WORK TO BE COMPLETED: Find the lines below in which the string "return" occurs. Copy each one.

════

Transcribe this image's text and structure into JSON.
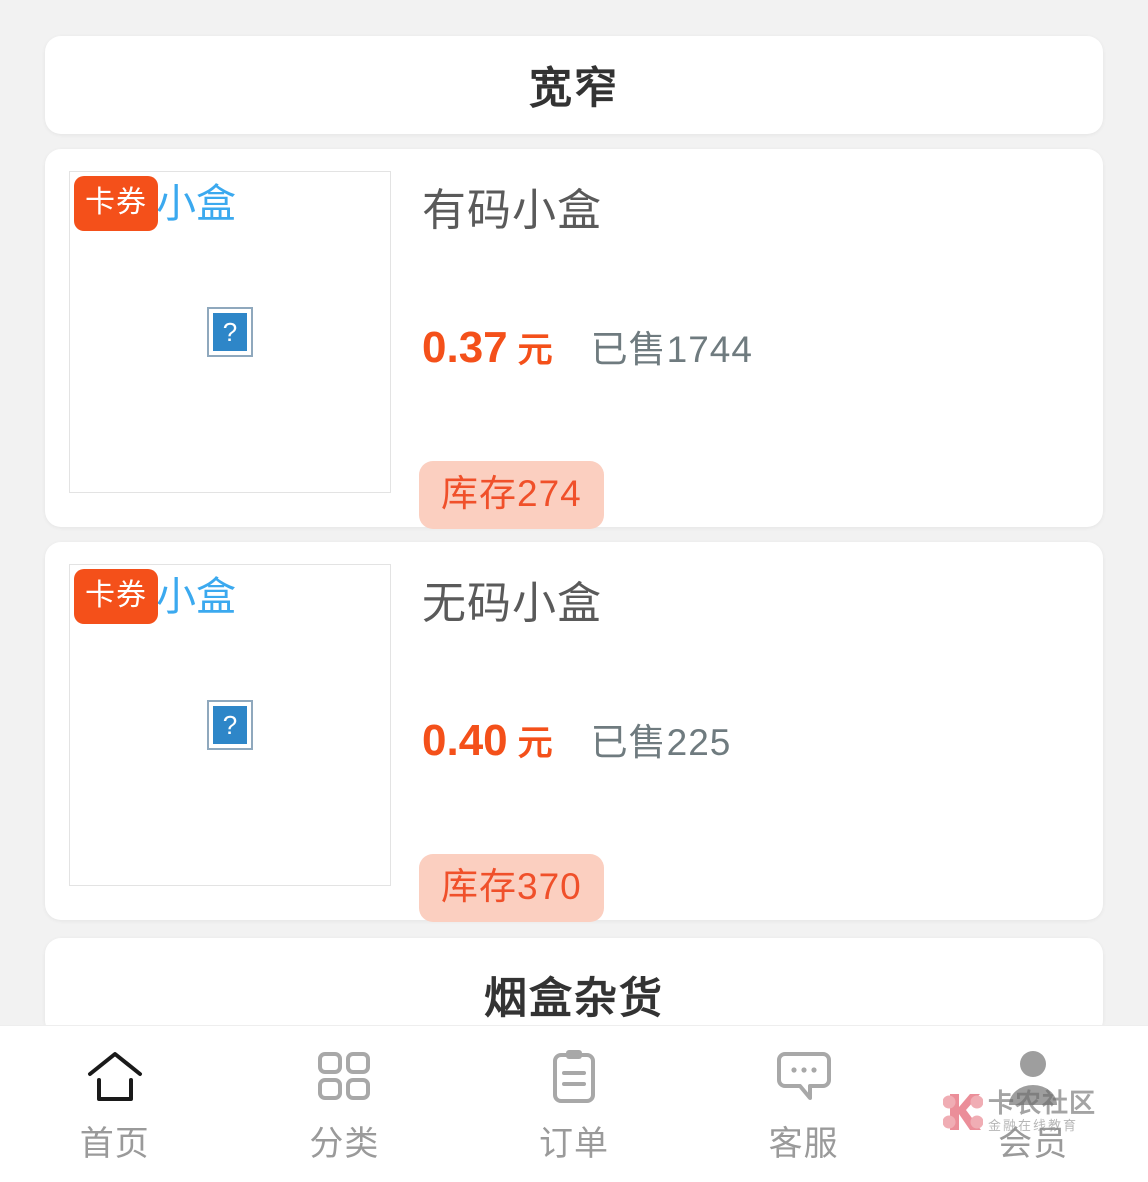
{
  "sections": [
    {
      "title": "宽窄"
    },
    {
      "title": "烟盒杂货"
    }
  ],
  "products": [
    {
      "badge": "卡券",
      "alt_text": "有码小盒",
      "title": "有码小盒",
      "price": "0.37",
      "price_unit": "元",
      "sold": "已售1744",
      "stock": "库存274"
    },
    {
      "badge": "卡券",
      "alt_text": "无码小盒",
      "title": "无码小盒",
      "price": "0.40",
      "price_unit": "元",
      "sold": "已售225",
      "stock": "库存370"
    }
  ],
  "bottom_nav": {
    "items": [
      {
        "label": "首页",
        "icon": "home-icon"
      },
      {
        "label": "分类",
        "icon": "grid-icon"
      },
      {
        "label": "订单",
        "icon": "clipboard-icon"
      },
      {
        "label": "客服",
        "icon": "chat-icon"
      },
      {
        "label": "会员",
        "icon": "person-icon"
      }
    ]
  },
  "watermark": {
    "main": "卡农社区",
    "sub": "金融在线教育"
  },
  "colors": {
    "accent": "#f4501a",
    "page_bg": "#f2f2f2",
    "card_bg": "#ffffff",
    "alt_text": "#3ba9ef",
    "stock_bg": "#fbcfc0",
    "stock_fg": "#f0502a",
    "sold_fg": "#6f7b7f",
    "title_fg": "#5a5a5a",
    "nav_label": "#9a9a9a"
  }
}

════

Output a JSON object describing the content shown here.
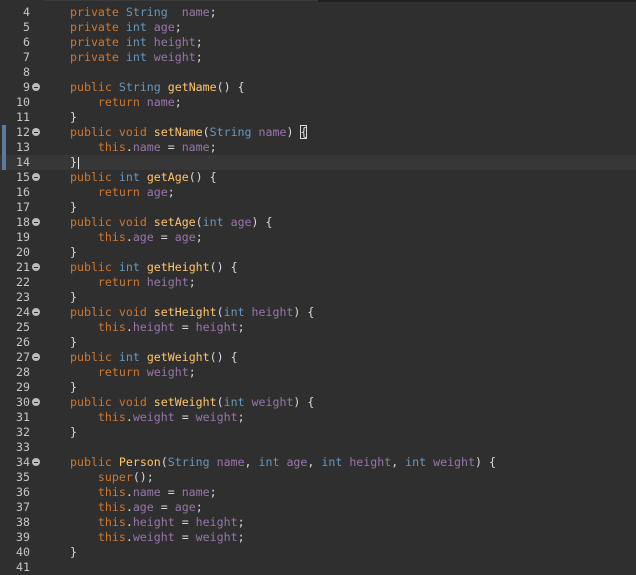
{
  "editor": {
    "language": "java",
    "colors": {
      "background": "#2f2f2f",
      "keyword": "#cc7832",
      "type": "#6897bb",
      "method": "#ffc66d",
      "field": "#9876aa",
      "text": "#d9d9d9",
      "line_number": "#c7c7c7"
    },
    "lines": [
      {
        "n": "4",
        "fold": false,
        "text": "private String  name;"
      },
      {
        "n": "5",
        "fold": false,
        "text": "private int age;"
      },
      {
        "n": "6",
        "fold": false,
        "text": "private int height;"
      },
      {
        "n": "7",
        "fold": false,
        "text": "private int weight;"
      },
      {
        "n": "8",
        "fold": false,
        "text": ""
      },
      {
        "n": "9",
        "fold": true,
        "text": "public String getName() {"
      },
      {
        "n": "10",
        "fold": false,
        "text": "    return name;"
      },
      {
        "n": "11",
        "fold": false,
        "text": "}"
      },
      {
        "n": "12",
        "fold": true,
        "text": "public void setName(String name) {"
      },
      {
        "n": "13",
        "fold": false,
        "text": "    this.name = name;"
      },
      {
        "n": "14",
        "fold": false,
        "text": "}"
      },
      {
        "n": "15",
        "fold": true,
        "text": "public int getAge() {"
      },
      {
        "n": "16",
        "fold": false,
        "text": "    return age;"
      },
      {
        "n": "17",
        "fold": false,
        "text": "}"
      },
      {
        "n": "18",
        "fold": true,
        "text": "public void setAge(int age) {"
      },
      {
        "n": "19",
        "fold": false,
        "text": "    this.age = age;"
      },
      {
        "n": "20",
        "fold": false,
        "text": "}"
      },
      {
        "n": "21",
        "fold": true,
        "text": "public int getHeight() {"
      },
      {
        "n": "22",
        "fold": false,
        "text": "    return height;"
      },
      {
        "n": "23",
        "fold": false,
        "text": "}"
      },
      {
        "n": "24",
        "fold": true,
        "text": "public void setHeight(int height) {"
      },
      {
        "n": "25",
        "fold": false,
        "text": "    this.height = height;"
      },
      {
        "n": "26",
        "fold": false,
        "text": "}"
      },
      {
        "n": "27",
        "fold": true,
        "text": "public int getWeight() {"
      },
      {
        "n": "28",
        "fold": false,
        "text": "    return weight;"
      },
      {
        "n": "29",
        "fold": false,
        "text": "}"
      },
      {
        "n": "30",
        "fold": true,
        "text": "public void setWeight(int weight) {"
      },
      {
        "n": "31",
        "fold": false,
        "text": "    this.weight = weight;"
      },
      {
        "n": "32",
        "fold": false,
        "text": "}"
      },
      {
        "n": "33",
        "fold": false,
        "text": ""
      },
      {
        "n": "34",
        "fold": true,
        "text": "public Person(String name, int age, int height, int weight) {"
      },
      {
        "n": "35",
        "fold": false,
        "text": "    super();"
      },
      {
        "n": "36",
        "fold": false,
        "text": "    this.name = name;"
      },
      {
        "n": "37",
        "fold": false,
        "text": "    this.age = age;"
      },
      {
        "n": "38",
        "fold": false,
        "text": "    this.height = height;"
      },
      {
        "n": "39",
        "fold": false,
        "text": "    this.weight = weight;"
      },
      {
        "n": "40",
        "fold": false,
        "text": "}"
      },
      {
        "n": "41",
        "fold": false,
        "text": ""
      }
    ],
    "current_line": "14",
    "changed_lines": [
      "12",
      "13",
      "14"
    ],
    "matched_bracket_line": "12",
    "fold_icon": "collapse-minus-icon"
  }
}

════

ANSWER BOX:
        "text": "    return name;"
        "text": "    return age;"
        "text": "    return height;"
        "text": "    return weight;"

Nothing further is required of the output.